* **TASK DIRECTIONS**
Each line of the material should be retyped without alteration.

* **GIVEN RECORDS**
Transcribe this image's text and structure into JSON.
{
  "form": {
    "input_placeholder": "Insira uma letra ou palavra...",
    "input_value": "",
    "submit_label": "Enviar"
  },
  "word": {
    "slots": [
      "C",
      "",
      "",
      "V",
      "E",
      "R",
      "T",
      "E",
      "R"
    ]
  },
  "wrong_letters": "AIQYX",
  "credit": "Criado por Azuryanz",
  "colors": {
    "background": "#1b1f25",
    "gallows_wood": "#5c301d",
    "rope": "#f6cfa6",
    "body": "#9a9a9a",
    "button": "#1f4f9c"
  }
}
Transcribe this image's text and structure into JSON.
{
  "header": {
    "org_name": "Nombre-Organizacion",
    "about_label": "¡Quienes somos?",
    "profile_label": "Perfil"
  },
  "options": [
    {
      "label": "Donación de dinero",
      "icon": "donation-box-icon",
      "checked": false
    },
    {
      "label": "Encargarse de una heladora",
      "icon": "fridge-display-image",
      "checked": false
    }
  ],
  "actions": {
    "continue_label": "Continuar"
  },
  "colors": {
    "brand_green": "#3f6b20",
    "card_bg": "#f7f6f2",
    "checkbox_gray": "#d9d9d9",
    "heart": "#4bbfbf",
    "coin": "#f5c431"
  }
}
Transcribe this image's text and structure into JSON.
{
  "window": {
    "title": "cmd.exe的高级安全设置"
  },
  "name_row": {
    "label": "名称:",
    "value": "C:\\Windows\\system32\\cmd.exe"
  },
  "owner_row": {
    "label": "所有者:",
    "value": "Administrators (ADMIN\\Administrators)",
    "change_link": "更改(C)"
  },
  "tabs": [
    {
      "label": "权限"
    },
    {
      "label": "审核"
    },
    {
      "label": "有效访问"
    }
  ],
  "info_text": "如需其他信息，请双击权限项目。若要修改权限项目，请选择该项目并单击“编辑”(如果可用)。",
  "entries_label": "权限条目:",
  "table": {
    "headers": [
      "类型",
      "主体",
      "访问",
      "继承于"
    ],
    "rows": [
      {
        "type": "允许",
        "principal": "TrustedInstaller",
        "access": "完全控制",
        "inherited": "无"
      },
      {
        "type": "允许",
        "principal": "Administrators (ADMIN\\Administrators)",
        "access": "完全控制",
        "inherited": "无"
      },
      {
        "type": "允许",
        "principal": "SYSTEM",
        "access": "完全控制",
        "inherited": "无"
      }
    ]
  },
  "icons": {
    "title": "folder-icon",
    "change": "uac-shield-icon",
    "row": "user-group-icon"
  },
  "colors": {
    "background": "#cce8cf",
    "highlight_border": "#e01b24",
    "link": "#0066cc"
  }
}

* **FINISHED TASK**
Transcribe this image's text and structure into JSON.
{
  "form": {
    "input_placeholder": "Insira uma letra ou palavra...",
    "input_value": "",
    "submit_label": "Enviar"
  },
  "word": {
    "slots": [
      "C",
      "",
      "",
      "V",
      "E",
      "R",
      "T",
      "E",
      "R"
    ]
  },
  "wrong_letters": "AIQYX",
  "credit": "Criado por Azuryanz",
  "colors": {
    "background": "#1b1f25",
    "gallows_wood": "#5c301d",
    "rope": "#f6cfa6",
    "body": "#9a9a9a",
    "button": "#1f4f9c"
  }
}
Transcribe this image's text and structure into JSON.
{
  "header": {
    "org_name": "Nombre-Organizacion",
    "about_label": "¡Quienes somos?",
    "profile_label": "Perfil"
  },
  "options": [
    {
      "label": "Donación de dinero",
      "icon": "donation-box-icon",
      "checked": false
    },
    {
      "label": "Encargarse de una heladora",
      "icon": "fridge-display-image",
      "checked": false
    }
  ],
  "actions": {
    "continue_label": "Continuar"
  },
  "colors": {
    "brand_green": "#3f6b20",
    "card_bg": "#f7f6f2",
    "checkbox_gray": "#d9d9d9",
    "heart": "#4bbfbf",
    "coin": "#f5c431"
  }
}
Transcribe this image's text and structure into JSON.
{
  "window": {
    "title": "cmd.exe的高级安全设置"
  },
  "name_row": {
    "label": "名称:",
    "value": "C:\\Windows\\system32\\cmd.exe"
  },
  "owner_row": {
    "label": "所有者:",
    "value": "Administrators (ADMIN\\Administrators)",
    "change_link": "更改(C)"
  },
  "tabs": [
    {
      "label": "权限"
    },
    {
      "label": "审核"
    },
    {
      "label": "有效访问"
    }
  ],
  "info_text": "如需其他信息，请双击权限项目。若要修改权限项目，请选择该项目并单击“编辑”(如果可用)。",
  "entries_label": "权限条目:",
  "table": {
    "headers": [
      "类型",
      "主体",
      "访问",
      "继承于"
    ],
    "rows": [
      {
        "type": "允许",
        "principal": "TrustedInstaller",
        "access": "完全控制",
        "inherited": "无"
      },
      {
        "type": "允许",
        "principal": "Administrators (ADMIN\\Administrators)",
        "access": "完全控制",
        "inherited": "无"
      },
      {
        "type": "允许",
        "principal": "SYSTEM",
        "access": "完全控制",
        "inherited": "无"
      }
    ]
  },
  "icons": {
    "title": "folder-icon",
    "change": "uac-shield-icon",
    "row": "user-group-icon"
  },
  "colors": {
    "background": "#cce8cf",
    "highlight_border": "#e01b24",
    "link": "#0066cc"
  }
}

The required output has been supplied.